Element data from apps and pages:
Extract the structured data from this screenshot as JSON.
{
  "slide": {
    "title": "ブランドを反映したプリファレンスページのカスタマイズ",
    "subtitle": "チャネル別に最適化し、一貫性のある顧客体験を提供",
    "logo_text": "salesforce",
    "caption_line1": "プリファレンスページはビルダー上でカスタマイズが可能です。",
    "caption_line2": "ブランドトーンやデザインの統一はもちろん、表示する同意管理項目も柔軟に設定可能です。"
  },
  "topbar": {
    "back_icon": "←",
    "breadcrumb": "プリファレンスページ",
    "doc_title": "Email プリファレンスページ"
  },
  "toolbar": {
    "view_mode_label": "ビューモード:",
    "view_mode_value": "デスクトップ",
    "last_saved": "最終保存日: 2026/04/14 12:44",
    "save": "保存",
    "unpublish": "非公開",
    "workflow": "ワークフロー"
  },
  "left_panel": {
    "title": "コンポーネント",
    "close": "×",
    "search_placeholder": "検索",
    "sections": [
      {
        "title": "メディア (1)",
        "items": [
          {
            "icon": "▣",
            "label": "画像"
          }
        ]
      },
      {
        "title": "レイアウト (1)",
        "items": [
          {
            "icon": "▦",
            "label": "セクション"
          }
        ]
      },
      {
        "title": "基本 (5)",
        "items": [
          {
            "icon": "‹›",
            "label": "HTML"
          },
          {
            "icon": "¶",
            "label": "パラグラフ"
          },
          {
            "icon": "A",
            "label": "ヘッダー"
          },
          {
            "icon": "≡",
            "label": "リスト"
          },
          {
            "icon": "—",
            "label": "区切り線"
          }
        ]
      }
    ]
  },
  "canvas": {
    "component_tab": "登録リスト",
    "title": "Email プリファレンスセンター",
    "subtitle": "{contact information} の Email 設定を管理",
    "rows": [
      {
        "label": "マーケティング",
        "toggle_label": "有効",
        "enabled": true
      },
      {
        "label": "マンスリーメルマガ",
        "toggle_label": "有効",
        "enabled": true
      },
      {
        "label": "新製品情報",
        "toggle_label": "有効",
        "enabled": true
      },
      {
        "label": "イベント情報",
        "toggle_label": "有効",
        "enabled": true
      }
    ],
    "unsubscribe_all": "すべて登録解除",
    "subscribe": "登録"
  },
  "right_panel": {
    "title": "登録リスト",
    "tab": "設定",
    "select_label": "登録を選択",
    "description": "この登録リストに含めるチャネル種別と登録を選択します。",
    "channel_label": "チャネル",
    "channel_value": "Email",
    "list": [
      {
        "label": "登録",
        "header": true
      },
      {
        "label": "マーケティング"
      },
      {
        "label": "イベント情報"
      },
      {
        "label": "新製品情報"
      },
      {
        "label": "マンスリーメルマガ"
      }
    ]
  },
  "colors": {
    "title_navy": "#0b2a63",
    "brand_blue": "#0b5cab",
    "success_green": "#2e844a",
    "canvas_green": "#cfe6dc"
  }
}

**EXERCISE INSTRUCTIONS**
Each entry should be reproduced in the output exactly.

**SOLUTION TO THIS TASK**
Extract the structured data from this screenshot as JSON.
{
  "slide": {
    "title": "ブランドを反映したプリファレンスページのカスタマイズ",
    "subtitle": "チャネル別に最適化し、一貫性のある顧客体験を提供",
    "logo_text": "salesforce",
    "caption_line1": "プリファレンスページはビルダー上でカスタマイズが可能です。",
    "caption_line2": "ブランドトーンやデザインの統一はもちろん、表示する同意管理項目も柔軟に設定可能です。"
  },
  "topbar": {
    "back_icon": "←",
    "breadcrumb": "プリファレンスページ",
    "doc_title": "Email プリファレンスページ"
  },
  "toolbar": {
    "view_mode_label": "ビューモード:",
    "view_mode_value": "デスクトップ",
    "last_saved": "最終保存日: 2026/04/14 12:44",
    "save": "保存",
    "unpublish": "非公開",
    "workflow": "ワークフロー"
  },
  "left_panel": {
    "title": "コンポーネント",
    "close": "×",
    "search_placeholder": "検索",
    "sections": [
      {
        "title": "メディア (1)",
        "items": [
          {
            "icon": "▣",
            "label": "画像"
          }
        ]
      },
      {
        "title": "レイアウト (1)",
        "items": [
          {
            "icon": "▦",
            "label": "セクション"
          }
        ]
      },
      {
        "title": "基本 (5)",
        "items": [
          {
            "icon": "‹›",
            "label": "HTML"
          },
          {
            "icon": "¶",
            "label": "パラグラフ"
          },
          {
            "icon": "A",
            "label": "ヘッダー"
          },
          {
            "icon": "≡",
            "label": "リスト"
          },
          {
            "icon": "—",
            "label": "区切り線"
          }
        ]
      }
    ]
  },
  "canvas": {
    "component_tab": "登録リスト",
    "title": "Email プリファレンスセンター",
    "subtitle": "{contact information} の Email 設定を管理",
    "rows": [
      {
        "label": "マーケティング",
        "toggle_label": "有効",
        "enabled": true
      },
      {
        "label": "マンスリーメルマガ",
        "toggle_label": "有効",
        "enabled": true
      },
      {
        "label": "新製品情報",
        "toggle_label": "有効",
        "enabled": true
      },
      {
        "label": "イベント情報",
        "toggle_label": "有効",
        "enabled": true
      }
    ],
    "unsubscribe_all": "すべて登録解除",
    "subscribe": "登録"
  },
  "right_panel": {
    "title": "登録リスト",
    "tab": "設定",
    "select_label": "登録を選択",
    "description": "この登録リストに含めるチャネル種別と登録を選択します。",
    "channel_label": "チャネル",
    "channel_value": "Email",
    "list": [
      {
        "label": "登録",
        "header": true
      },
      {
        "label": "マーケティング"
      },
      {
        "label": "イベント情報"
      },
      {
        "label": "新製品情報"
      },
      {
        "label": "マンスリーメルマガ"
      }
    ]
  },
  "colors": {
    "title_navy": "#0b2a63",
    "brand_blue": "#0b5cab",
    "success_green": "#2e844a",
    "canvas_green": "#cfe6dc"
  }
}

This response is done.